Directions: The material below must be retyped in full, with every line kept exactly as it is.
********************
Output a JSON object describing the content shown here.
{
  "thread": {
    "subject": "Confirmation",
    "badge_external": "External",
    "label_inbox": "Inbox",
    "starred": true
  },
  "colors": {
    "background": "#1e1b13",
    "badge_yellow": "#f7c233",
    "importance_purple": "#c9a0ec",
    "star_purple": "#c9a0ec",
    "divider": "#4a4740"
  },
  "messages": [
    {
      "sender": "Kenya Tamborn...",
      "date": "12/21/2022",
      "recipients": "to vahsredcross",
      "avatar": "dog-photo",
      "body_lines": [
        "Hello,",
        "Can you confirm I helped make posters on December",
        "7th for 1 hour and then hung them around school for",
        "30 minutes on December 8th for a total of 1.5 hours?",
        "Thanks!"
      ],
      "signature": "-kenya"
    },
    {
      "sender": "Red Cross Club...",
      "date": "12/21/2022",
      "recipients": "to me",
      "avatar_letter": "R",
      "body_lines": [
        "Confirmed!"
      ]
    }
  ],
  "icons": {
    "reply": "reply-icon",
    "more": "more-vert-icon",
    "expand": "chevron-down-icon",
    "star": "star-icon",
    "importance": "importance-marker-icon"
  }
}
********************
Solution to this task:
Output a JSON object describing the content shown here.
{
  "thread": {
    "subject": "Confirmation",
    "badge_external": "External",
    "label_inbox": "Inbox",
    "starred": true
  },
  "colors": {
    "background": "#1e1b13",
    "badge_yellow": "#f7c233",
    "importance_purple": "#c9a0ec",
    "star_purple": "#c9a0ec",
    "divider": "#4a4740"
  },
  "messages": [
    {
      "sender": "Kenya Tamborn...",
      "date": "12/21/2022",
      "recipients": "to vahsredcross",
      "avatar": "dog-photo",
      "body_lines": [
        "Hello,",
        "Can you confirm I helped make posters on December",
        "7th for 1 hour and then hung them around school for",
        "30 minutes on December 8th for a total of 1.5 hours?",
        "Thanks!"
      ],
      "signature": "-kenya"
    },
    {
      "sender": "Red Cross Club...",
      "date": "12/21/2022",
      "recipients": "to me",
      "avatar_letter": "R",
      "body_lines": [
        "Confirmed!"
      ]
    }
  ],
  "icons": {
    "reply": "reply-icon",
    "more": "more-vert-icon",
    "expand": "chevron-down-icon",
    "star": "star-icon",
    "importance": "importance-marker-icon"
  }
}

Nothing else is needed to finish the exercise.